What are some of the unique challenges faced by a water utility located on an international border?
Water is a border issue that unites us rather than divides us. As the border population continues to grow, it will stress border water resources. The Hueco and Mesilla aquifers serving El Paso also serve the state of Chihuahua, Mexico. River water from the Rio Grande is shared by Colorado, New Mexico and Texas and is also apportioned to Mexico according to an international treaty signed more than 100 years ago. Yet, policymakers, researchers and industry experts from both sides of the border care deeply about water sustainability and are committed to solutions to ensure the long-term vitality of their respective communities.
Does El Paso Water work with its counterpart across the border in Ciudad Juárez, and if so what are some of your joint efforts?
We maintain a consistent positive dialogue with our counterparts across the border. They have the same climate, the same resource availability, and we share many of the same challenges. We talk about conserving our aquifers, and we share groundwater modeling data to understand changes or shifts in fresh versus brackish portions of the aquifer. We have also worked cooperatively on reclamation, and Juarez has actively adopted reclamation for many of their parks. We exchange data on consumption too, but Juarez uses far less water than El Paso on a per person basis.
The future of the Rio Grande is a subject of considerable debate. What do you think are the key issues that must be resolved for the sustainable management of the river?
Drought cycles are part of the history and future of the Rio Grande, and we must be prepared for some periods when we don’t have river water.

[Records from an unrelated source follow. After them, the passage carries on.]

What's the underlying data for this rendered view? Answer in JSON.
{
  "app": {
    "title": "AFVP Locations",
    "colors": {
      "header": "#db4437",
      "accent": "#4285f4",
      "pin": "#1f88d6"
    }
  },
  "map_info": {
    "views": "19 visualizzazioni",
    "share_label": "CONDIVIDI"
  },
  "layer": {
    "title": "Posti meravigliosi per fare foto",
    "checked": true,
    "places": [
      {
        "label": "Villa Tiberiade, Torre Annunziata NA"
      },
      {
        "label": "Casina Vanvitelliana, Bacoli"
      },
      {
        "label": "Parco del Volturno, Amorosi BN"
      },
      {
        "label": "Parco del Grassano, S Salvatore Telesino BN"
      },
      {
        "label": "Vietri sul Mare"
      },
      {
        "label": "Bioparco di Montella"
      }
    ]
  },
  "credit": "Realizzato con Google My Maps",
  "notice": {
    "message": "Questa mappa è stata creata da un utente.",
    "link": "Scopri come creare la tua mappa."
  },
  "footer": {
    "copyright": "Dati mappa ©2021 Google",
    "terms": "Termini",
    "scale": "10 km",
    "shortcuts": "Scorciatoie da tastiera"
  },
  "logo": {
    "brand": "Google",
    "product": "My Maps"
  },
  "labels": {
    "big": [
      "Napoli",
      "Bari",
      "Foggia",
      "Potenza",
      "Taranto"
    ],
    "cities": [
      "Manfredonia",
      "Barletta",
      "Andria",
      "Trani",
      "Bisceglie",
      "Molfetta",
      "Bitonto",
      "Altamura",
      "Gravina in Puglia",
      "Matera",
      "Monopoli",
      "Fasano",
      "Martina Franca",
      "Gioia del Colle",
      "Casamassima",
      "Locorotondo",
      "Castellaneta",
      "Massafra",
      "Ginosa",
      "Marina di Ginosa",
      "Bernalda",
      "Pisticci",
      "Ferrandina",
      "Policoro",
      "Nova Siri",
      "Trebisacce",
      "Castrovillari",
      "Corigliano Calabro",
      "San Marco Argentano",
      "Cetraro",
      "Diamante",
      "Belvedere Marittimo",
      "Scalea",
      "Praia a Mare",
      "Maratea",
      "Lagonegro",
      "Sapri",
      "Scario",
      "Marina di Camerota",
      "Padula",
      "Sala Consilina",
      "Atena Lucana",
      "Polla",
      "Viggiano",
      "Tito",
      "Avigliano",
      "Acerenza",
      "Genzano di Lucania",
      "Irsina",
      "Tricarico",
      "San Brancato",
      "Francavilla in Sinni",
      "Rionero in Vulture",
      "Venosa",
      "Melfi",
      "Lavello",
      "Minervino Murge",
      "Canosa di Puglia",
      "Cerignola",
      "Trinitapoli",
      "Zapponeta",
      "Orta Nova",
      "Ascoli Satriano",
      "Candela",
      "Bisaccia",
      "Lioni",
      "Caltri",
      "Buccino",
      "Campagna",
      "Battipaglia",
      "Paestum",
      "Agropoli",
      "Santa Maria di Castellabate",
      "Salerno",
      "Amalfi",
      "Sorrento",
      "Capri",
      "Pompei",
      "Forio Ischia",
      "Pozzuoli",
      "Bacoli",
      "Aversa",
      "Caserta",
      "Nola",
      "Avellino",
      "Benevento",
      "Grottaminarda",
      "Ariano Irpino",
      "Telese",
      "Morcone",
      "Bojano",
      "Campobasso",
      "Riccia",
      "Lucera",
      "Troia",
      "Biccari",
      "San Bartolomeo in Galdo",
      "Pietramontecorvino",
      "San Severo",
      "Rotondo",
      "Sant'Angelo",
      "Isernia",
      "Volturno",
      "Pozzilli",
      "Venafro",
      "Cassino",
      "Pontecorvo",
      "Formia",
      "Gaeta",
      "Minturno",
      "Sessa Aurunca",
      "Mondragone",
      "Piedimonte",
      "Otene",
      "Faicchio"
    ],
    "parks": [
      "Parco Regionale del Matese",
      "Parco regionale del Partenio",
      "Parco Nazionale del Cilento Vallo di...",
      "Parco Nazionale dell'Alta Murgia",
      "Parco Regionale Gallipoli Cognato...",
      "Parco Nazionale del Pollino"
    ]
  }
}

From about 1980 until the late 1990s, El Paso enjoyed an abundance of water that flowed down the Rio Grande from melting snowpack from the mountains in southern Colorado and northern New Mexico into the Elephant Butte Reservoir. But the last time Elephant Butte was full was 1996. Today, it’s 92 percent empty. The real crux of the issue is we need to be able to supply water to El Paso even if the Rio Grande is dry. Our diversification strategy helps us prepare for drought cycles. Most of the Rio Grande water is used for irrigation and we work closely with the local irrigation provider, the El Paso County Water Improvement District #1.